=== Section Start ===
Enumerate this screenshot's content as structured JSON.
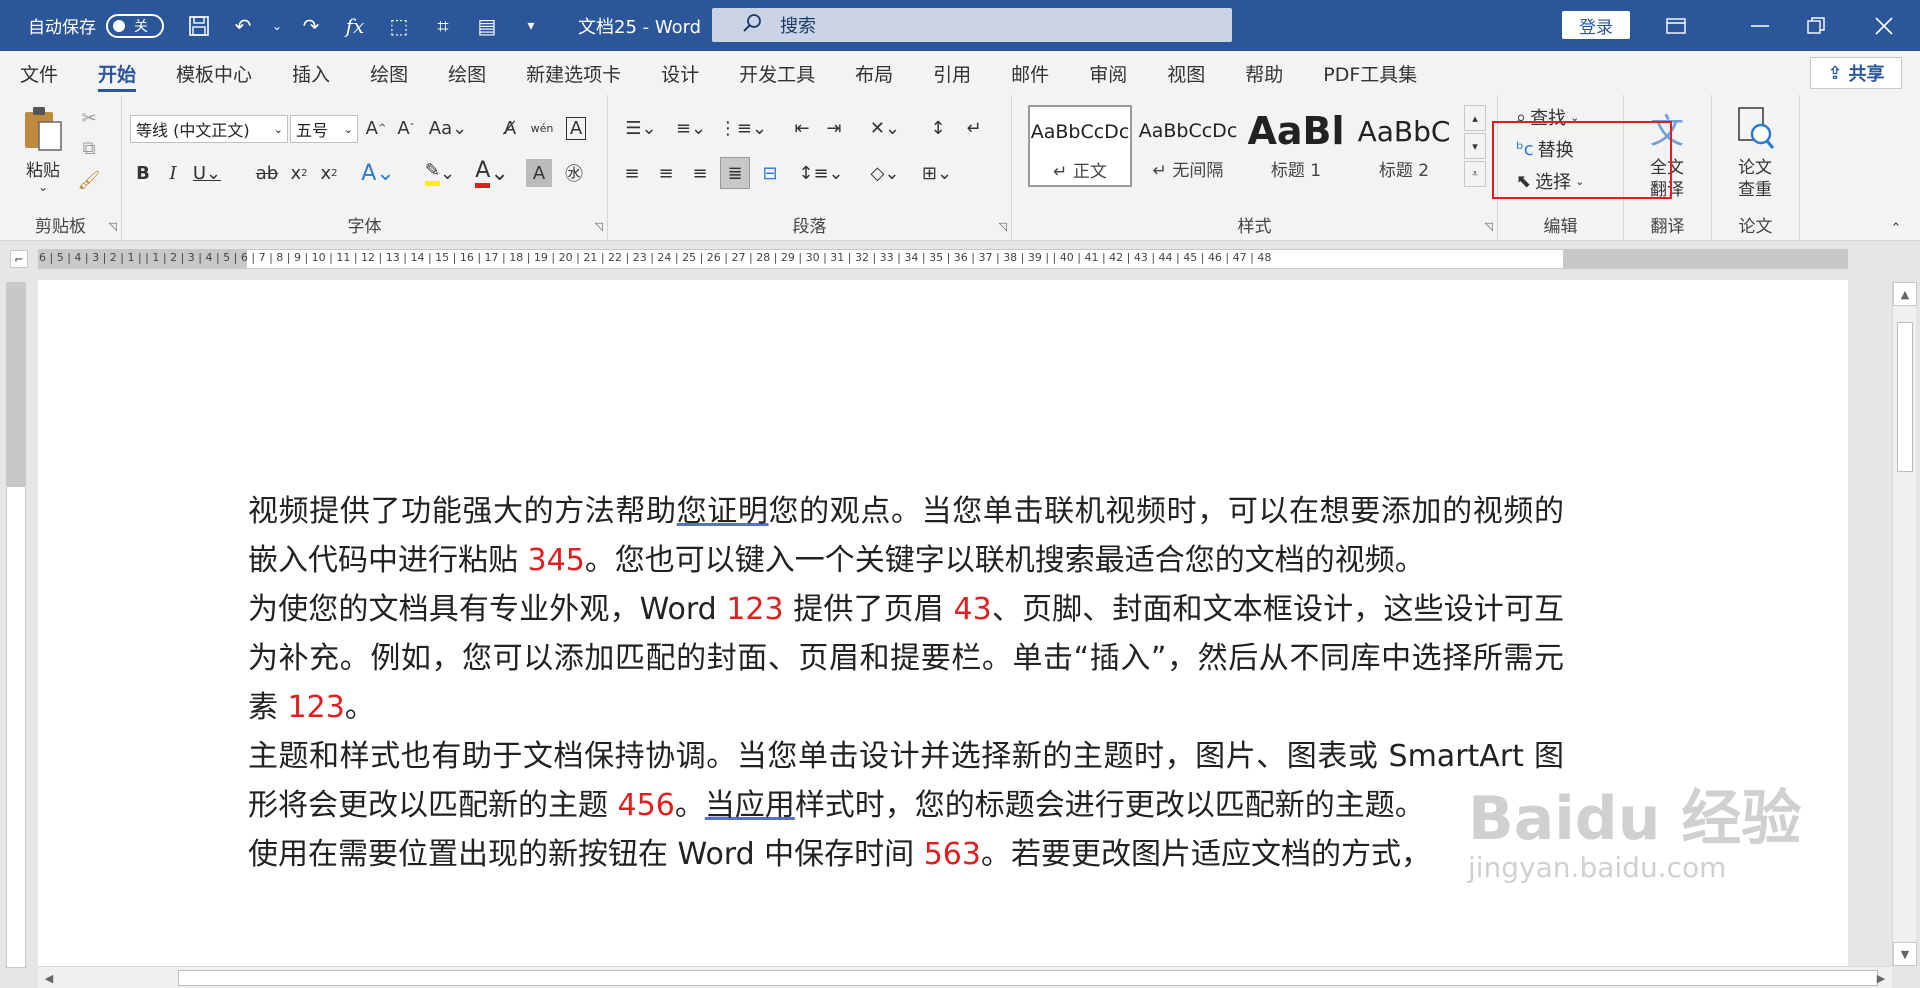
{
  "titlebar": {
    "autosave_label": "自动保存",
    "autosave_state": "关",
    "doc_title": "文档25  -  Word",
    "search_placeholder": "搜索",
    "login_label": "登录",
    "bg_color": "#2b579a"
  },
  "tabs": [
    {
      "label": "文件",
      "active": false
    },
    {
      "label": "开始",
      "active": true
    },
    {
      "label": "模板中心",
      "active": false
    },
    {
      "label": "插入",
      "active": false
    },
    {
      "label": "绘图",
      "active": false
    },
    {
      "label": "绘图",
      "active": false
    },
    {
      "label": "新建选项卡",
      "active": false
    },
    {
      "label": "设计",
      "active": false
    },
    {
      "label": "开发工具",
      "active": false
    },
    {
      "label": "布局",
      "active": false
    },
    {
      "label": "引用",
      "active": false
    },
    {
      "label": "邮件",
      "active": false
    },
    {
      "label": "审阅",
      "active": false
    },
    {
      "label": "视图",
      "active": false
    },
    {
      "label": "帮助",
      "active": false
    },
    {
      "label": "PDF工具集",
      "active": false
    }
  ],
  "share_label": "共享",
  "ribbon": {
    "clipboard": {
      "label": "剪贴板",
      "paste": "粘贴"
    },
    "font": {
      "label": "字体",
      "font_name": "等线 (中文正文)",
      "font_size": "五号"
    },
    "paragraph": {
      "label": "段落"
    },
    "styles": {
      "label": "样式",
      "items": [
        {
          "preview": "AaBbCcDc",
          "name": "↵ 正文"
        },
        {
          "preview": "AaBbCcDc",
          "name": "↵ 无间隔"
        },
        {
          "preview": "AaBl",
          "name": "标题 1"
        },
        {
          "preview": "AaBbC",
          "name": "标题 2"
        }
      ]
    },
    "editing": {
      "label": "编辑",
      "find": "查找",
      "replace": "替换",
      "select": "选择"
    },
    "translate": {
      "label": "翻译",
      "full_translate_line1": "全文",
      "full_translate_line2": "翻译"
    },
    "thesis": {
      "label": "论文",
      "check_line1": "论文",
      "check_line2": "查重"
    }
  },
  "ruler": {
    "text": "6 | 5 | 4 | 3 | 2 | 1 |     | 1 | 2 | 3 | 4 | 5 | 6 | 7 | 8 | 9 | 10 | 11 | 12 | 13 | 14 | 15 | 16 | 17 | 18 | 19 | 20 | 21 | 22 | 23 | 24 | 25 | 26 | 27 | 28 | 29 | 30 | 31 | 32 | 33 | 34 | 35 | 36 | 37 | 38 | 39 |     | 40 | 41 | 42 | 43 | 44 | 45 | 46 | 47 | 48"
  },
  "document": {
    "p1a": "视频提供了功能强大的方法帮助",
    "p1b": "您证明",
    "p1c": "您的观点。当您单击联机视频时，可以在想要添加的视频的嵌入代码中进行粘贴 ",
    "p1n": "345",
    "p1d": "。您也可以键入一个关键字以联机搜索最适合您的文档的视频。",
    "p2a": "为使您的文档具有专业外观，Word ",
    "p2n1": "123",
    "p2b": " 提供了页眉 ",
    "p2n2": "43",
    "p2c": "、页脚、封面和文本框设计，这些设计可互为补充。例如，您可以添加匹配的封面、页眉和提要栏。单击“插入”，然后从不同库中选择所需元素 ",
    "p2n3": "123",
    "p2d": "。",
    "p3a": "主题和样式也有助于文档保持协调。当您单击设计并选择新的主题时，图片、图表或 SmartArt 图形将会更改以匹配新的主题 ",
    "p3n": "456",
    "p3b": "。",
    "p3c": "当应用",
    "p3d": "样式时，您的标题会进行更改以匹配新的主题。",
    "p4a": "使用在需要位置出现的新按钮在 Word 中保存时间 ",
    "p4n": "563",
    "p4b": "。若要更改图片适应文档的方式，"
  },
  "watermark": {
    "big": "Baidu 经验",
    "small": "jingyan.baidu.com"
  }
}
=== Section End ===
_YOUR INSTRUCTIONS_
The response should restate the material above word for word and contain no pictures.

_RESPONSE BELOW_
Enumerate this screenshot's content as structured JSON.
{
  "titlebar": {
    "autosave_label": "自动保存",
    "autosave_state": "关",
    "doc_title": "文档25  -  Word",
    "search_placeholder": "搜索",
    "login_label": "登录",
    "bg_color": "#2b579a"
  },
  "tabs": [
    {
      "label": "文件",
      "active": false
    },
    {
      "label": "开始",
      "active": true
    },
    {
      "label": "模板中心",
      "active": false
    },
    {
      "label": "插入",
      "active": false
    },
    {
      "label": "绘图",
      "active": false
    },
    {
      "label": "绘图",
      "active": false
    },
    {
      "label": "新建选项卡",
      "active": false
    },
    {
      "label": "设计",
      "active": false
    },
    {
      "label": "开发工具",
      "active": false
    },
    {
      "label": "布局",
      "active": false
    },
    {
      "label": "引用",
      "active": false
    },
    {
      "label": "邮件",
      "active": false
    },
    {
      "label": "审阅",
      "active": false
    },
    {
      "label": "视图",
      "active": false
    },
    {
      "label": "帮助",
      "active": false
    },
    {
      "label": "PDF工具集",
      "active": false
    }
  ],
  "share_label": "共享",
  "ribbon": {
    "clipboard": {
      "label": "剪贴板",
      "paste": "粘贴"
    },
    "font": {
      "label": "字体",
      "font_name": "等线 (中文正文)",
      "font_size": "五号"
    },
    "paragraph": {
      "label": "段落"
    },
    "styles": {
      "label": "样式",
      "items": [
        {
          "preview": "AaBbCcDc",
          "name": "↵ 正文"
        },
        {
          "preview": "AaBbCcDc",
          "name": "↵ 无间隔"
        },
        {
          "preview": "AaBl",
          "name": "标题 1"
        },
        {
          "preview": "AaBbC",
          "name": "标题 2"
        }
      ]
    },
    "editing": {
      "label": "编辑",
      "find": "查找",
      "replace": "替换",
      "select": "选择"
    },
    "translate": {
      "label": "翻译",
      "full_translate_line1": "全文",
      "full_translate_line2": "翻译"
    },
    "thesis": {
      "label": "论文",
      "check_line1": "论文",
      "check_line2": "查重"
    }
  },
  "ruler": {
    "text": "6 | 5 | 4 | 3 | 2 | 1 |     | 1 | 2 | 3 | 4 | 5 | 6 | 7 | 8 | 9 | 10 | 11 | 12 | 13 | 14 | 15 | 16 | 17 | 18 | 19 | 20 | 21 | 22 | 23 | 24 | 25 | 26 | 27 | 28 | 29 | 30 | 31 | 32 | 33 | 34 | 35 | 36 | 37 | 38 | 39 |     | 40 | 41 | 42 | 43 | 44 | 45 | 46 | 47 | 48"
  },
  "document": {
    "p1a": "视频提供了功能强大的方法帮助",
    "p1b": "您证明",
    "p1c": "您的观点。当您单击联机视频时，可以在想要添加的视频的嵌入代码中进行粘贴 ",
    "p1n": "345",
    "p1d": "。您也可以键入一个关键字以联机搜索最适合您的文档的视频。",
    "p2a": "为使您的文档具有专业外观，Word ",
    "p2n1": "123",
    "p2b": " 提供了页眉 ",
    "p2n2": "43",
    "p2c": "、页脚、封面和文本框设计，这些设计可互为补充。例如，您可以添加匹配的封面、页眉和提要栏。单击“插入”，然后从不同库中选择所需元素 ",
    "p2n3": "123",
    "p2d": "。",
    "p3a": "主题和样式也有助于文档保持协调。当您单击设计并选择新的主题时，图片、图表或 SmartArt 图形将会更改以匹配新的主题 ",
    "p3n": "456",
    "p3b": "。",
    "p3c": "当应用",
    "p3d": "样式时，您的标题会进行更改以匹配新的主题。",
    "p4a": "使用在需要位置出现的新按钮在 Word 中保存时间 ",
    "p4n": "563",
    "p4b": "。若要更改图片适应文档的方式，"
  },
  "watermark": {
    "big": "Baidu 经验",
    "small": "jingyan.baidu.com"
  }
}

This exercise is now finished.